Start of RECORDS

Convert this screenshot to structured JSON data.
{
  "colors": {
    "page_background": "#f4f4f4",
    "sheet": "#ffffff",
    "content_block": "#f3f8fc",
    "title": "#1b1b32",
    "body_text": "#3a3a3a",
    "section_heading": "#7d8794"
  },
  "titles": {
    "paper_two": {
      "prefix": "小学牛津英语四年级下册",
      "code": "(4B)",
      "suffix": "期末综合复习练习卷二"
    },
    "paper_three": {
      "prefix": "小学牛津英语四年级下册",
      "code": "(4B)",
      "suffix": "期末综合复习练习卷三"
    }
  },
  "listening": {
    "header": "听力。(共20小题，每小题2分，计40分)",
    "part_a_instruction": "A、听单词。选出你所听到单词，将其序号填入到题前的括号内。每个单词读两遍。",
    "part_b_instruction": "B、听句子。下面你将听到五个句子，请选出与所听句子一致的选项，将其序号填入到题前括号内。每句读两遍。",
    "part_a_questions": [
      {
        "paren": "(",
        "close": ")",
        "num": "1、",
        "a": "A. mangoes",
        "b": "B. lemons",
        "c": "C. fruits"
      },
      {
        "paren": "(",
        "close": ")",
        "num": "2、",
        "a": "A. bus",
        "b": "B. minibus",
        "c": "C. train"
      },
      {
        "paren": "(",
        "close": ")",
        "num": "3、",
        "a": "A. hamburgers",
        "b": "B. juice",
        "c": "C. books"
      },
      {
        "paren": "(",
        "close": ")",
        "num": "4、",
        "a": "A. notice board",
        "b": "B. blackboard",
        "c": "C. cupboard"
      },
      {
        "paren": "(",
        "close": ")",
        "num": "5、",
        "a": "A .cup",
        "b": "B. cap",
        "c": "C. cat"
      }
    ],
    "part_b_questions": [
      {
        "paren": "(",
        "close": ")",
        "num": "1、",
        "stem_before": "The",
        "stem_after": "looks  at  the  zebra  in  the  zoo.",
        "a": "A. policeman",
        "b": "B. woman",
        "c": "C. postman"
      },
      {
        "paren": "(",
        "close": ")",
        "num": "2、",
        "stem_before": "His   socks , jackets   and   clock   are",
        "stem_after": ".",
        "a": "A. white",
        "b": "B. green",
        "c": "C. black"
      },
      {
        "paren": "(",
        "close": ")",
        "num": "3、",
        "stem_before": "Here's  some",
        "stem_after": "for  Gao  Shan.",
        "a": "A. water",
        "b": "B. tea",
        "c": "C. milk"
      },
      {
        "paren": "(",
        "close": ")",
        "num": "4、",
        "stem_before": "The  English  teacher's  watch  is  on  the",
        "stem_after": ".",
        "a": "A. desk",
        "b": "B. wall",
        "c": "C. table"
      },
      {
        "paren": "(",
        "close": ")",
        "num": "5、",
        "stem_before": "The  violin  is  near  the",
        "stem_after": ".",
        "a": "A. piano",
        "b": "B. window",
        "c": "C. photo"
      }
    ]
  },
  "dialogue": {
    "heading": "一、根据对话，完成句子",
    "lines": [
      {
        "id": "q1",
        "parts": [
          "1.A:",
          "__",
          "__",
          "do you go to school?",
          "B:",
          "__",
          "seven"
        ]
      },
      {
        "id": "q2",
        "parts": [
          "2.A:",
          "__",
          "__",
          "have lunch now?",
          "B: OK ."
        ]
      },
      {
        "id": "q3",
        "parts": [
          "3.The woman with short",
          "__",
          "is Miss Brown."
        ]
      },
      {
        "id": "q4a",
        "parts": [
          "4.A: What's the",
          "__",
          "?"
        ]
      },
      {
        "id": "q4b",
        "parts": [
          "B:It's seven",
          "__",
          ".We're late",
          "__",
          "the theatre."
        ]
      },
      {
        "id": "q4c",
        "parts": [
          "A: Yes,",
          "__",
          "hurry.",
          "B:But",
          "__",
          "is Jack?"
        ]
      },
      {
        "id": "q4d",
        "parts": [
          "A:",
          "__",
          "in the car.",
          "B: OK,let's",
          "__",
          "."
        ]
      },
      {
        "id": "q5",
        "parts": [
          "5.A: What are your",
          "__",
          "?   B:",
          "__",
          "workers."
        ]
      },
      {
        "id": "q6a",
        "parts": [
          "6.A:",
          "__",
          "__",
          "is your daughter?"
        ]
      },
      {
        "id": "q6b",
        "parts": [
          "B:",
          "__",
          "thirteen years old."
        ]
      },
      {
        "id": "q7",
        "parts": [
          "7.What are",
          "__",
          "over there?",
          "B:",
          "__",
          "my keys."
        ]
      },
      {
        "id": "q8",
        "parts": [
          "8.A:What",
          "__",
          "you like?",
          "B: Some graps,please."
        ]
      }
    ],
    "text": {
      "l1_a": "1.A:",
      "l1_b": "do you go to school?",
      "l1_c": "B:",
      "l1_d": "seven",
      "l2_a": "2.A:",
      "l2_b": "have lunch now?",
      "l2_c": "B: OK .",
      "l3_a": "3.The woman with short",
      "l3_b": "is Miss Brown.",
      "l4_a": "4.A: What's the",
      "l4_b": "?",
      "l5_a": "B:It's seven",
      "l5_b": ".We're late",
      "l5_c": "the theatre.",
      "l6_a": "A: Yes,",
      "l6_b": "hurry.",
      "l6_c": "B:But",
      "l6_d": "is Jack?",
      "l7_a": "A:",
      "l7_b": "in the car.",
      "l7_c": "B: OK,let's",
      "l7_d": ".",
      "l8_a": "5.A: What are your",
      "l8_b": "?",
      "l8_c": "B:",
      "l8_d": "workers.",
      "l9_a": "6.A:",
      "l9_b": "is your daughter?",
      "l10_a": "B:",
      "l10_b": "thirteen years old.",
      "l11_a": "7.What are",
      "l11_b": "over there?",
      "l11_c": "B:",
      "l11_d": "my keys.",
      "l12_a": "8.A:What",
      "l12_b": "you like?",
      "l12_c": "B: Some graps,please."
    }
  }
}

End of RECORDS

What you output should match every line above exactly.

Convert this screenshot to structured JSON data.
{
  "colors": {
    "page_background": "#f4f4f4",
    "sheet": "#ffffff",
    "content_block": "#f3f8fc",
    "title": "#1b1b32",
    "body_text": "#3a3a3a",
    "section_heading": "#7d8794"
  },
  "titles": {
    "paper_two": {
      "prefix": "小学牛津英语四年级下册",
      "code": "(4B)",
      "suffix": "期末综合复习练习卷二"
    },
    "paper_three": {
      "prefix": "小学牛津英语四年级下册",
      "code": "(4B)",
      "suffix": "期末综合复习练习卷三"
    }
  },
  "listening": {
    "header": "听力。(共20小题，每小题2分，计40分)",
    "part_a_instruction": "A、听单词。选出你所听到单词，将其序号填入到题前的括号内。每个单词读两遍。",
    "part_b_instruction": "B、听句子。下面你将听到五个句子，请选出与所听句子一致的选项，将其序号填入到题前括号内。每句读两遍。",
    "part_a_questions": [
      {
        "paren": "(",
        "close": ")",
        "num": "1、",
        "a": "A. mangoes",
        "b": "B. lemons",
        "c": "C. fruits"
      },
      {
        "paren": "(",
        "close": ")",
        "num": "2、",
        "a": "A. bus",
        "b": "B. minibus",
        "c": "C. train"
      },
      {
        "paren": "(",
        "close": ")",
        "num": "3、",
        "a": "A. hamburgers",
        "b": "B. juice",
        "c": "C. books"
      },
      {
        "paren": "(",
        "close": ")",
        "num": "4、",
        "a": "A. notice board",
        "b": "B. blackboard",
        "c": "C. cupboard"
      },
      {
        "paren": "(",
        "close": ")",
        "num": "5、",
        "a": "A .cup",
        "b": "B. cap",
        "c": "C. cat"
      }
    ],
    "part_b_questions": [
      {
        "paren": "(",
        "close": ")",
        "num": "1、",
        "stem_before": "The",
        "stem_after": "looks  at  the  zebra  in  the  zoo.",
        "a": "A. policeman",
        "b": "B. woman",
        "c": "C. postman"
      },
      {
        "paren": "(",
        "close": ")",
        "num": "2、",
        "stem_before": "His   socks , jackets   and   clock   are",
        "stem_after": ".",
        "a": "A. white",
        "b": "B. green",
        "c": "C. black"
      },
      {
        "paren": "(",
        "close": ")",
        "num": "3、",
        "stem_before": "Here's  some",
        "stem_after": "for  Gao  Shan.",
        "a": "A. water",
        "b": "B. tea",
        "c": "C. milk"
      },
      {
        "paren": "(",
        "close": ")",
        "num": "4、",
        "stem_before": "The  English  teacher's  watch  is  on  the",
        "stem_after": ".",
        "a": "A. desk",
        "b": "B. wall",
        "c": "C. table"
      },
      {
        "paren": "(",
        "close": ")",
        "num": "5、",
        "stem_before": "The  violin  is  near  the",
        "stem_after": ".",
        "a": "A. piano",
        "b": "B. window",
        "c": "C. photo"
      }
    ]
  },
  "dialogue": {
    "heading": "一、根据对话，完成句子",
    "lines": [
      {
        "id": "q1",
        "parts": [
          "1.A:",
          "__",
          "__",
          "do you go to school?",
          "B:",
          "__",
          "seven"
        ]
      },
      {
        "id": "q2",
        "parts": [
          "2.A:",
          "__",
          "__",
          "have lunch now?",
          "B: OK ."
        ]
      },
      {
        "id": "q3",
        "parts": [
          "3.The woman with short",
          "__",
          "is Miss Brown."
        ]
      },
      {
        "id": "q4a",
        "parts": [
          "4.A: What's the",
          "__",
          "?"
        ]
      },
      {
        "id": "q4b",
        "parts": [
          "B:It's seven",
          "__",
          ".We're late",
          "__",
          "the theatre."
        ]
      },
      {
        "id": "q4c",
        "parts": [
          "A: Yes,",
          "__",
          "hurry.",
          "B:But",
          "__",
          "is Jack?"
        ]
      },
      {
        "id": "q4d",
        "parts": [
          "A:",
          "__",
          "in the car.",
          "B: OK,let's",
          "__",
          "."
        ]
      },
      {
        "id": "q5",
        "parts": [
          "5.A: What are your",
          "__",
          "?   B:",
          "__",
          "workers."
        ]
      },
      {
        "id": "q6a",
        "parts": [
          "6.A:",
          "__",
          "__",
          "is your daughter?"
        ]
      },
      {
        "id": "q6b",
        "parts": [
          "B:",
          "__",
          "thirteen years old."
        ]
      },
      {
        "id": "q7",
        "parts": [
          "7.What are",
          "__",
          "over there?",
          "B:",
          "__",
          "my keys."
        ]
      },
      {
        "id": "q8",
        "parts": [
          "8.A:What",
          "__",
          "you like?",
          "B: Some graps,please."
        ]
      }
    ],
    "text": {
      "l1_a": "1.A:",
      "l1_b": "do you go to school?",
      "l1_c": "B:",
      "l1_d": "seven",
      "l2_a": "2.A:",
      "l2_b": "have lunch now?",
      "l2_c": "B: OK .",
      "l3_a": "3.The woman with short",
      "l3_b": "is Miss Brown.",
      "l4_a": "4.A: What's the",
      "l4_b": "?",
      "l5_a": "B:It's seven",
      "l5_b": ".We're late",
      "l5_c": "the theatre.",
      "l6_a": "A: Yes,",
      "l6_b": "hurry.",
      "l6_c": "B:But",
      "l6_d": "is Jack?",
      "l7_a": "A:",
      "l7_b": "in the car.",
      "l7_c": "B: OK,let's",
      "l7_d": ".",
      "l8_a": "5.A: What are your",
      "l8_b": "?",
      "l8_c": "B:",
      "l8_d": "workers.",
      "l9_a": "6.A:",
      "l9_b": "is your daughter?",
      "l10_a": "B:",
      "l10_b": "thirteen years old.",
      "l11_a": "7.What are",
      "l11_b": "over there?",
      "l11_c": "B:",
      "l11_d": "my keys.",
      "l12_a": "8.A:What",
      "l12_b": "you like?",
      "l12_c": "B: Some graps,please."
    }
  }
}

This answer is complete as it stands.